The 2013 Wimbledon doubles champion took to social media on November 2 to report that Gaoli had forced her to have sex with him when she visited him and his wife at their home for dinner approximately three years ago, despite repeated refusal.

The 35-year-old added that she later agreed to a secret affair with Zhang, who is reportedly 74 or 75 years old.

The post was quickly taken down from Chinese social media, but not before thousands of screenshots were redistributed online.

The Chinese Foreign Ministry's spokesperson commented on the lack of answer from the government saying her disappearance was "not a diplomatic matter" and he "was not aware of the situation".

Doubts over email purportedly from Peng

WTA chairman and CEO Steve Simon said in a statement on Wednesday that he doubts a recent email he received from missing Chinese tennis player Peng Shuai is actually from her.

On Wednesday, CGTN, the international section of China's state-owned media, released on its Twitter feed an email that it claimed was written by Peng and had been sent to Simon.

In the email, Peng says she's "resting at home" and recants her earlier accusation of sexual assault against Zhang.

But in his statement, Simon said he had a "hard time believing" the email is legitimate and called for Peng to be allowed to "speak freely, without coersion or intimidation".

Earlier, the Association of Tennis Professionals (ATP) said it was "deeply concerned" over Peng Shuai's immediate safety and whereabouts.

"We are encouraged by the recent assurances received by WTA that she is safe and accounted for and will continue to monitor the situation closely. Separately, we stand in full support of WTA’s call for a full, fair and transparent investigation into allegations of sexual assault carried out against Peng Shuai," said ATP chairman Andrea Gaudenzi.

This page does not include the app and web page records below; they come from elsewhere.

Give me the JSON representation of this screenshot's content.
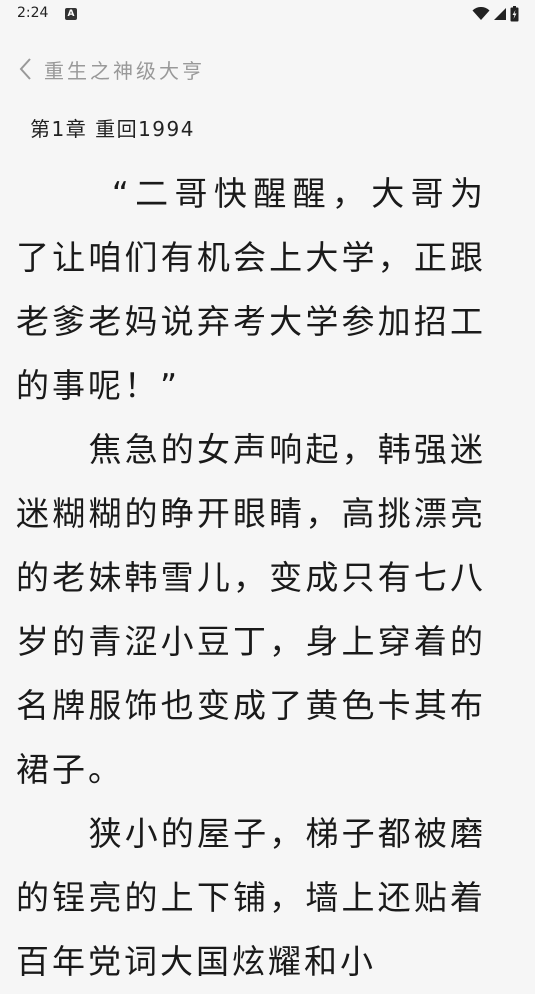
{
  "status_bar": {
    "time": "2:24",
    "app_icon_letter": "A"
  },
  "header": {
    "book_title": "重生之神级大亨"
  },
  "chapter": {
    "title": "第1章 重回1994"
  },
  "paragraphs": [
    "“二哥快醒醒，大哥为了让咱们有机会上大学，正跟老爹老妈说弃考大学参加招工的事呢！”",
    "焦急的女声响起，韩强迷迷糊糊的睁开眼睛，高挑漂亮的老妹韩雪儿，变成只有七八岁的青涩小豆丁，身上穿着的名牌服饰也变成了黄色卡其布裙子。",
    "狭小的屋子，梯子都被磨的锃亮的上下铺，墙上还贴着百年党词大国炫耀和小"
  ],
  "colors": {
    "background": "#f6f6f6",
    "body_text": "#1a1a1a",
    "muted_title": "#999999"
  }
}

Players express concern

World No.1 Novak Djokovic said at the ATP Finals: "Honestly, it's shocking that she's missing, more so that it's someone that I have seen on the tour in the previous years quite a few times. It's not much more to say than hope that she will be found, that she's OK. It's just terrible. I can imagine just how her family feels that she's missing."

Former women's tennis stars Chris Evert and Billie Jean King also expressed concern. French tennis player Alize Cornet also took to social media saying "Let's not remain silent".

"Censorship is never ok at any cost, I hope Peng Shuai and her family are safe and ok. I'm in shock of the current situation and I'm sending love and light her way," Naomi Osaka tweeted.

On Thursday, tennis superstar Serena Williams was the latest to join her peers by tweeting that she was "devastated and shocked" to hear about Shuai's disappearance.

"I hope she is safe and found as soon as possible. This must be investigated and we must not stay silent," Williams went on.

In a statement, the Women's Tennis Association (WTA) praised Shuai for "her remarkable courage and strength" saying "women around the world are finding their voices so injustices can be corrected."

CEO Steve Simon also added that the WTA would "full, fair and transparent investigation into sexual assault allegations against former Chinese leader and also calls for end of censorship against Peng Shuai."

The organisation has also called on China to uncover Shuai's whereabouts.